Task prompt: Each entry must be restated word for word, with nothing omitted.

Given entries:
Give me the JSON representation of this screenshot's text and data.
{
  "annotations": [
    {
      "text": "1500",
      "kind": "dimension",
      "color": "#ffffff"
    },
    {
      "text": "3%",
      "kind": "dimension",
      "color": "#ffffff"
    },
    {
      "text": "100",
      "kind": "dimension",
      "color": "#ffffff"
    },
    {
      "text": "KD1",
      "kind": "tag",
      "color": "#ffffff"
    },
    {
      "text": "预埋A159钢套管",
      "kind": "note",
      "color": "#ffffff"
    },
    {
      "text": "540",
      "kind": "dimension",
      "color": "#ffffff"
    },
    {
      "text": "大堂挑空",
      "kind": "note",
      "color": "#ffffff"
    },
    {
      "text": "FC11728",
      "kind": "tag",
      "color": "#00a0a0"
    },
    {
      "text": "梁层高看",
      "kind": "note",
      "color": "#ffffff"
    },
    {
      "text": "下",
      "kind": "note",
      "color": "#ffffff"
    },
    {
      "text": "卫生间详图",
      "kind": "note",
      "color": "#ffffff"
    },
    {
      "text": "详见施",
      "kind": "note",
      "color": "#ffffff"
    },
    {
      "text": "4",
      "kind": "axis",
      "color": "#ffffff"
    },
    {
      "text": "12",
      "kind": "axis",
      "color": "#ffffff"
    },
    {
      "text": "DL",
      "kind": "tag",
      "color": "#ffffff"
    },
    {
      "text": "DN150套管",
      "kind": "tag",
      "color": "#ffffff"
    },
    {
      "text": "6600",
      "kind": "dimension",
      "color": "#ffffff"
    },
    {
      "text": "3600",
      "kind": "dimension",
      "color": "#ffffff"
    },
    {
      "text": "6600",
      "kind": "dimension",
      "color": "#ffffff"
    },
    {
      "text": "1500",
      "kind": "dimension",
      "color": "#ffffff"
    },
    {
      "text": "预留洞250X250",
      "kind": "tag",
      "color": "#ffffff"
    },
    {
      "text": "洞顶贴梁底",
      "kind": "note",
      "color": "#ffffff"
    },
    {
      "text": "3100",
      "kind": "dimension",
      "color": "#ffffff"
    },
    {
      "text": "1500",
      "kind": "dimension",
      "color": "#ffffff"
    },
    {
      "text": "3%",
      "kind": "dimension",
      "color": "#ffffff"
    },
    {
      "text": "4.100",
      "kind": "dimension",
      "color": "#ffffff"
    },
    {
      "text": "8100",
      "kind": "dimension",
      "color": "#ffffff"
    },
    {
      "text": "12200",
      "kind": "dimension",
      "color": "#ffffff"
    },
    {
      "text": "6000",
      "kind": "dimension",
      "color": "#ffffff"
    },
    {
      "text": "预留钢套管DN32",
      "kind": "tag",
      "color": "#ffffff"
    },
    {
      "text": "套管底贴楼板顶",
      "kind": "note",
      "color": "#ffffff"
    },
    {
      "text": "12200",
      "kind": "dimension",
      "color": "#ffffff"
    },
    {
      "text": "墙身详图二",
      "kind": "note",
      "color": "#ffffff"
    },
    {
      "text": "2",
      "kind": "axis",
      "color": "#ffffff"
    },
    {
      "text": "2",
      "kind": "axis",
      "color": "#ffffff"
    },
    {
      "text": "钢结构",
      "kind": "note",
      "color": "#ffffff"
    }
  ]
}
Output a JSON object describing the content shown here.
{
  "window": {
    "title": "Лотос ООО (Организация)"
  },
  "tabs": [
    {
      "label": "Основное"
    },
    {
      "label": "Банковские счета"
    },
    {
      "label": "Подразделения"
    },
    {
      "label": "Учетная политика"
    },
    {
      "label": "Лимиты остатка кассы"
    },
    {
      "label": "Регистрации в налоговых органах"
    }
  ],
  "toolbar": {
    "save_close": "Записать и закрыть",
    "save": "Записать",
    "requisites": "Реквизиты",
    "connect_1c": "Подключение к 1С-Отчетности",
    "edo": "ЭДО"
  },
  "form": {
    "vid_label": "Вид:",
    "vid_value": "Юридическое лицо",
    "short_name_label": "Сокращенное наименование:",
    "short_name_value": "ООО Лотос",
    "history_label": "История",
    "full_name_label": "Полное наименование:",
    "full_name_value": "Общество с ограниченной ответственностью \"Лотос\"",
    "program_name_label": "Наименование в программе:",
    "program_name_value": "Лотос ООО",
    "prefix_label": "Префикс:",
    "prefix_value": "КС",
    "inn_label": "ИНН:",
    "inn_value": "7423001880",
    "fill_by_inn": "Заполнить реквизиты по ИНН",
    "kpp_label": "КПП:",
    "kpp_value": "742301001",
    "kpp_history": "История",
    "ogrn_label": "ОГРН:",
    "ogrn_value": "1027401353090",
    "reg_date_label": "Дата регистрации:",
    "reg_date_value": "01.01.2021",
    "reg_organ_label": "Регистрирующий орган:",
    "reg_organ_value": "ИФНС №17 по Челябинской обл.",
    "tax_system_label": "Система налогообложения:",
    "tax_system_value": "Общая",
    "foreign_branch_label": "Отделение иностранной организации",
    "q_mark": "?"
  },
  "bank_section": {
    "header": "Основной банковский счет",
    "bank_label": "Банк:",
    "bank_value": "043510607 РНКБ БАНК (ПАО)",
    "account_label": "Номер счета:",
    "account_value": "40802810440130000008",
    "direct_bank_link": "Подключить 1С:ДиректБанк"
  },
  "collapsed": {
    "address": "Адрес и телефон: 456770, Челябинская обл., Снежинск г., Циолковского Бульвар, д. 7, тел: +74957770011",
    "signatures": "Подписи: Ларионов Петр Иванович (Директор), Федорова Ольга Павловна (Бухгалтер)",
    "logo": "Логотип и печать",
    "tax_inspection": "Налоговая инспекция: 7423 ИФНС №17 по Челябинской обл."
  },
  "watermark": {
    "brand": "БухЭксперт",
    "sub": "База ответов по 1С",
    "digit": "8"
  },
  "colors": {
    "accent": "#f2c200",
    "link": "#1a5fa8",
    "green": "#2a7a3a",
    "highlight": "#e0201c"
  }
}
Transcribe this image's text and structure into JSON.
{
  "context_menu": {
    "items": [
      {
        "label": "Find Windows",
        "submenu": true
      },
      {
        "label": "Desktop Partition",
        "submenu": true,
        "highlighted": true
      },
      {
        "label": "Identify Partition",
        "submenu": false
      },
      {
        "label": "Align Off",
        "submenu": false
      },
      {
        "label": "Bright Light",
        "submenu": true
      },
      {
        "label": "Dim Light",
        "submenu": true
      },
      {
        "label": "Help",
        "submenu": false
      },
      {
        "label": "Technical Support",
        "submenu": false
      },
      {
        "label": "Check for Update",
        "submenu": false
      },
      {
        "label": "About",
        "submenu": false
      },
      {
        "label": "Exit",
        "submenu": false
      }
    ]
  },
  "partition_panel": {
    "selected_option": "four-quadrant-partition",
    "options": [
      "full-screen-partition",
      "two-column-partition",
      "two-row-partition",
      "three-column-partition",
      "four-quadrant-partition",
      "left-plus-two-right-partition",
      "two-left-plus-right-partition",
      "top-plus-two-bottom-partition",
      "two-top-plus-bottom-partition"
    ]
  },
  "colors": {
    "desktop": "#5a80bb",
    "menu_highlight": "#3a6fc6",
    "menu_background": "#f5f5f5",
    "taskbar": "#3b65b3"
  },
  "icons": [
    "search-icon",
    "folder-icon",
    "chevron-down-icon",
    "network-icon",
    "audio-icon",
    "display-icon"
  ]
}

Exercise answer:
Give me the JSON representation of this screenshot's text and data.
{
  "annotations": [
    {
      "text": "1500",
      "kind": "dimension",
      "color": "#ffffff"
    },
    {
      "text": "3%",
      "kind": "dimension",
      "color": "#ffffff"
    },
    {
      "text": "100",
      "kind": "dimension",
      "color": "#ffffff"
    },
    {
      "text": "KD1",
      "kind": "tag",
      "color": "#ffffff"
    },
    {
      "text": "预埋A159钢套管",
      "kind": "note",
      "color": "#ffffff"
    },
    {
      "text": "540",
      "kind": "dimension",
      "color": "#ffffff"
    },
    {
      "text": "大堂挑空",
      "kind": "note",
      "color": "#ffffff"
    },
    {
      "text": "FC11728",
      "kind": "tag",
      "color": "#00a0a0"
    },
    {
      "text": "梁层高看",
      "kind": "note",
      "color": "#ffffff"
    },
    {
      "text": "下",
      "kind": "note",
      "color": "#ffffff"
    },
    {
      "text": "卫生间详图",
      "kind": "note",
      "color": "#ffffff"
    },
    {
      "text": "详见施",
      "kind": "note",
      "color": "#ffffff"
    },
    {
      "text": "4",
      "kind": "axis",
      "color": "#ffffff"
    },
    {
      "text": "12",
      "kind": "axis",
      "color": "#ffffff"
    },
    {
      "text": "DL",
      "kind": "tag",
      "color": "#ffffff"
    },
    {
      "text": "DN150套管",
      "kind": "tag",
      "color": "#ffffff"
    },
    {
      "text": "6600",
      "kind": "dimension",
      "color": "#ffffff"
    },
    {
      "text": "3600",
      "kind": "dimension",
      "color": "#ffffff"
    },
    {
      "text": "6600",
      "kind": "dimension",
      "color": "#ffffff"
    },
    {
      "text": "1500",
      "kind": "dimension",
      "color": "#ffffff"
    },
    {
      "text": "预留洞250X250",
      "kind": "tag",
      "color": "#ffffff"
    },
    {
      "text": "洞顶贴梁底",
      "kind": "note",
      "color": "#ffffff"
    },
    {
      "text": "3100",
      "kind": "dimension",
      "color": "#ffffff"
    },
    {
      "text": "1500",
      "kind": "dimension",
      "color": "#ffffff"
    },
    {
      "text": "3%",
      "kind": "dimension",
      "color": "#ffffff"
    },
    {
      "text": "4.100",
      "kind": "dimension",
      "color": "#ffffff"
    },
    {
      "text": "8100",
      "kind": "dimension",
      "color": "#ffffff"
    },
    {
      "text": "12200",
      "kind": "dimension",
      "color": "#ffffff"
    },
    {
      "text": "6000",
      "kind": "dimension",
      "color": "#ffffff"
    },
    {
      "text": "预留钢套管DN32",
      "kind": "tag",
      "color": "#ffffff"
    },
    {
      "text": "套管底贴楼板顶",
      "kind": "note",
      "color": "#ffffff"
    },
    {
      "text": "12200",
      "kind": "dimension",
      "color": "#ffffff"
    },
    {
      "text": "墙身详图二",
      "kind": "note",
      "color": "#ffffff"
    },
    {
      "text": "2",
      "kind": "axis",
      "color": "#ffffff"
    },
    {
      "text": "2",
      "kind": "axis",
      "color": "#ffffff"
    },
    {
      "text": "钢结构",
      "kind": "note",
      "color": "#ffffff"
    }
  ]
}
Output a JSON object describing the content shown here.
{
  "window": {
    "title": "Лотос ООО (Организация)"
  },
  "tabs": [
    {
      "label": "Основное"
    },
    {
      "label": "Банковские счета"
    },
    {
      "label": "Подразделения"
    },
    {
      "label": "Учетная политика"
    },
    {
      "label": "Лимиты остатка кассы"
    },
    {
      "label": "Регистрации в налоговых органах"
    }
  ],
  "toolbar": {
    "save_close": "Записать и закрыть",
    "save": "Записать",
    "requisites": "Реквизиты",
    "connect_1c": "Подключение к 1С-Отчетности",
    "edo": "ЭДО"
  },
  "form": {
    "vid_label": "Вид:",
    "vid_value": "Юридическое лицо",
    "short_name_label": "Сокращенное наименование:",
    "short_name_value": "ООО Лотос",
    "history_label": "История",
    "full_name_label": "Полное наименование:",
    "full_name_value": "Общество с ограниченной ответственностью \"Лотос\"",
    "program_name_label": "Наименование в программе:",
    "program_name_value": "Лотос ООО",
    "prefix_label": "Префикс:",
    "prefix_value": "КС",
    "inn_label": "ИНН:",
    "inn_value": "7423001880",
    "fill_by_inn": "Заполнить реквизиты по ИНН",
    "kpp_label": "КПП:",
    "kpp_value": "742301001",
    "kpp_history": "История",
    "ogrn_label": "ОГРН:",
    "ogrn_value": "1027401353090",
    "reg_date_label": "Дата регистрации:",
    "reg_date_value": "01.01.2021",
    "reg_organ_label": "Регистрирующий орган:",
    "reg_organ_value": "ИФНС №17 по Челябинской обл.",
    "tax_system_label": "Система налогообложения:",
    "tax_system_value": "Общая",
    "foreign_branch_label": "Отделение иностранной организации",
    "q_mark": "?"
  },
  "bank_section": {
    "header": "Основной банковский счет",
    "bank_label": "Банк:",
    "bank_value": "043510607 РНКБ БАНК (ПАО)",
    "account_label": "Номер счета:",
    "account_value": "40802810440130000008",
    "direct_bank_link": "Подключить 1С:ДиректБанк"
  },
  "collapsed": {
    "address": "Адрес и телефон: 456770, Челябинская обл., Снежинск г., Циолковского Бульвар, д. 7, тел: +74957770011",
    "signatures": "Подписи: Ларионов Петр Иванович (Директор), Федорова Ольга Павловна (Бухгалтер)",
    "logo": "Логотип и печать",
    "tax_inspection": "Налоговая инспекция: 7423 ИФНС №17 по Челябинской обл."
  },
  "watermark": {
    "brand": "БухЭксперт",
    "sub": "База ответов по 1С",
    "digit": "8"
  },
  "colors": {
    "accent": "#f2c200",
    "link": "#1a5fa8",
    "green": "#2a7a3a",
    "highlight": "#e0201c"
  }
}
Transcribe this image's text and structure into JSON.
{
  "context_menu": {
    "items": [
      {
        "label": "Find Windows",
        "submenu": true
      },
      {
        "label": "Desktop Partition",
        "submenu": true,
        "highlighted": true
      },
      {
        "label": "Identify Partition",
        "submenu": false
      },
      {
        "label": "Align Off",
        "submenu": false
      },
      {
        "label": "Bright Light",
        "submenu": true
      },
      {
        "label": "Dim Light",
        "submenu": true
      },
      {
        "label": "Help",
        "submenu": false
      },
      {
        "label": "Technical Support",
        "submenu": false
      },
      {
        "label": "Check for Update",
        "submenu": false
      },
      {
        "label": "About",
        "submenu": false
      },
      {
        "label": "Exit",
        "submenu": false
      }
    ]
  },
  "partition_panel": {
    "selected_option": "four-quadrant-partition",
    "options": [
      "full-screen-partition",
      "two-column-partition",
      "two-row-partition",
      "three-column-partition",
      "four-quadrant-partition",
      "left-plus-two-right-partition",
      "two-left-plus-right-partition",
      "top-plus-two-bottom-partition",
      "two-top-plus-bottom-partition"
    ]
  },
  "colors": {
    "desktop": "#5a80bb",
    "menu_highlight": "#3a6fc6",
    "menu_background": "#f5f5f5",
    "taskbar": "#3b65b3"
  },
  "icons": [
    "search-icon",
    "folder-icon",
    "chevron-down-icon",
    "network-icon",
    "audio-icon",
    "display-icon"
  ]
}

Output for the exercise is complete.